Often times my son refuses to open his mouth or even let the fork or spoon get near his face. Instead of forcing him to eat (that would NEVER work!), I figured out a little trick: hold his hand and rub it between my fingers while I bring the food to his mouth. Like magic, he opens his mouth when I do that.
I am guessing the sensory input of having his hand squeezed distracts him from the fact that he didn’t want to eat a few seconds ago. I never restrain him or hold him down, and never use force. Most of the time he doesn’t even really realize that I am holding his hand, but I guess the comfort of being touched by mommy somehow makes him more OK with eating.
Some variations of this: Rub his back a little instead of holding his hand, or squeeze his shoulder a bit while bringing the food to his mouth.
Sensory Technique #2: Use my hand to feed him.
And no, this is not the same as just feeding him food with my hand. The trick is to have him bite down on the food when my fingers are still in his mouth, so he almost bites down on my fingers a bit. This way he gets the sensory input of something familiar in his mouth, something that is not immediately mushy or crunchy or crispy or salty or sweet or whatever the food might be.
This technique is a good one for getting him to try a new food without spitting it out immediately. He gets to feel and taste the food at the same time that he feels my finger in his mouth. It also works if I am trying to get him to switch foods – for example going from pasta to chicken nuggets. Or from chicken nuggets to fruit. It sounds weird, but it works.
Often times, if it’s a new food or a food I know is not one of his preferred foods, he still often spits it out even if I use this technique. But there are times when this does work, so I keep this trick in mind when I have a feeling he will spit out a new food.
Sensory Technique #3: Give him a small toy to hold.
It’s the same concept as a fidget cube or a fidget spinner – something small to help my son sit still, to take the focus off the fact that he has to eat, and to keep him entertained. A small car, a plastic animal from the dollar store, a stacking cup, a block, or even an extra spoon or a tupperware lid work well. Just make sure that it’s something that can be washed or you don’t mind getting dirty, because we all know how meals with toddlers go. 🙂

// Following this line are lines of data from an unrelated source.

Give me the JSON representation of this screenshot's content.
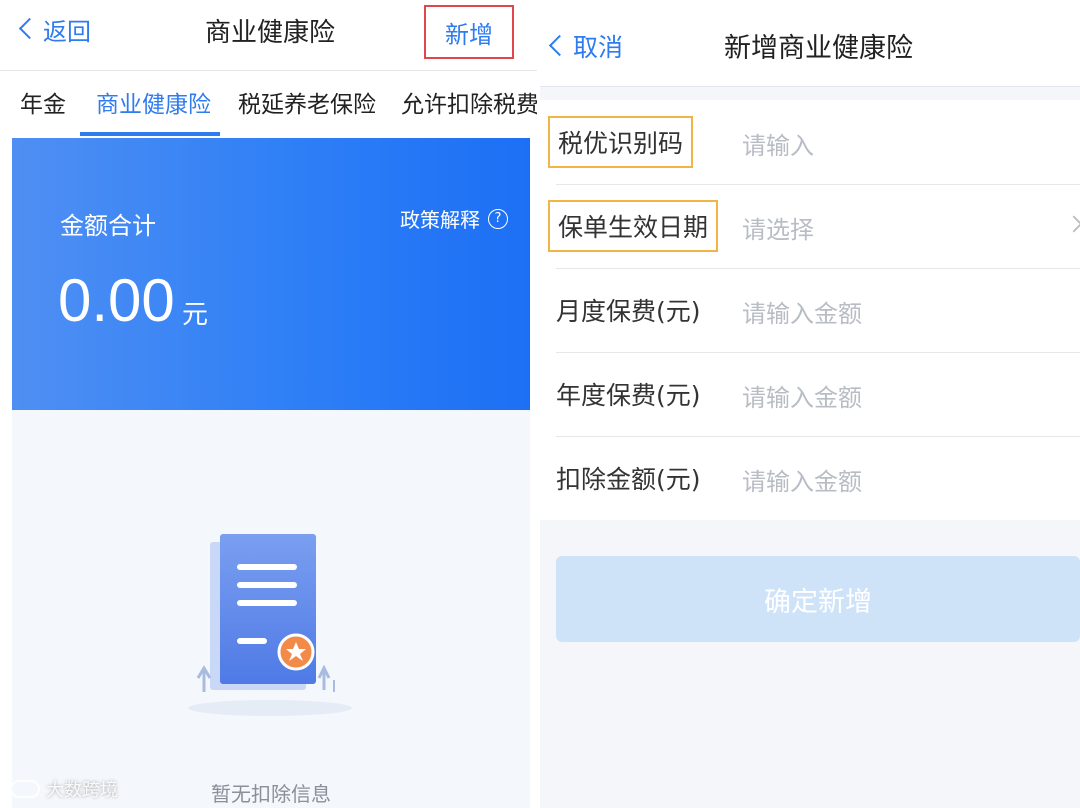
{
  "left": {
    "nav": {
      "back": "返回",
      "title": "商业健康险",
      "add": "新增"
    },
    "tabs": [
      {
        "label": "年金"
      },
      {
        "label": "商业健康险"
      },
      {
        "label": "税延养老保险"
      },
      {
        "label": "允许扣除税费"
      }
    ],
    "summary": {
      "label": "金额合计",
      "policy": "政策解释",
      "policy_icon": "?",
      "amount": "0.00",
      "currency": "元"
    },
    "empty_text": "暂无扣除信息"
  },
  "right": {
    "nav": {
      "back": "取消",
      "title": "新增商业健康险"
    },
    "fields": [
      {
        "label": "税优识别码",
        "value": "请输入"
      },
      {
        "label": "保单生效日期",
        "value": "请选择"
      },
      {
        "label": "月度保费(元)",
        "value": "请输入金额"
      },
      {
        "label": "年度保费(元)",
        "value": "请输入金额"
      },
      {
        "label": "扣除金额(元)",
        "value": "请输入金额"
      }
    ],
    "confirm": "确定新增"
  },
  "watermark": "大数跨境",
  "colors": {
    "accent": "#2f7bf0",
    "highlight_red": "#e0474c",
    "highlight_orange": "#f0b545",
    "banner": "#2e7ff6"
  }
}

If you can make this third trick work by giving your kid an extra spoon or fork, that is ideal and preferred over another toy. Maybe one of these days your child will decide to use that fork or spoon to feed herself! In my experience any kind of pressure asking my son to feed himself will not work, so I just let him play with the spoon and stir the food around making a big mess if he wants to.
I try to rotate through these three tricks and not make it super obvious about what I am doing. I don’t say “here, hold my hand and eat” or “Oh look, wait, here’s a toy for you!” I make sure there is a toy or something small to play with not too far from the table. Or I get up to get some more food for us and then casually place an extra spoon or tupperware lid on his high chair tray.
Of course, these don’t work every time. Sometimes my son is just not into sitting down and eating. But if any of these techniques work even once for your child then I consider it worthwhile to write this article.
Sometimes all that fails and we put on Sesame Street or Mr. Rodgers on the Ipad for our son to watch while eating. He definitely sits still in his high chair much longer and eats more when he is distracted and can watch his favorite shows (not our favorite way to help him eat, but a mom’s gotta do what a mom’s gotta do).
Other Resources for Sensory Issues for Picky Eaters:
- This article from Your Kids Table is a great resource to read more about sensory processing and its effect on eating.
- Your Kids Table also has a FREE online Sensory Workshop
- The Sensory Solutions course if your child needs a lot of help with sensory issues. (I recommend starting with the free workshop, of course!)
- Read about our experience with Feeding Therapy for Picky Eaters – it was a huge help for my son’s eating and weight gain!
- A helpful article: strategies for feeding picky eaters.
What techniques and tricks work for your kids?? Please share them with me in a comment below. And make sure you save this post for later on Pinterest.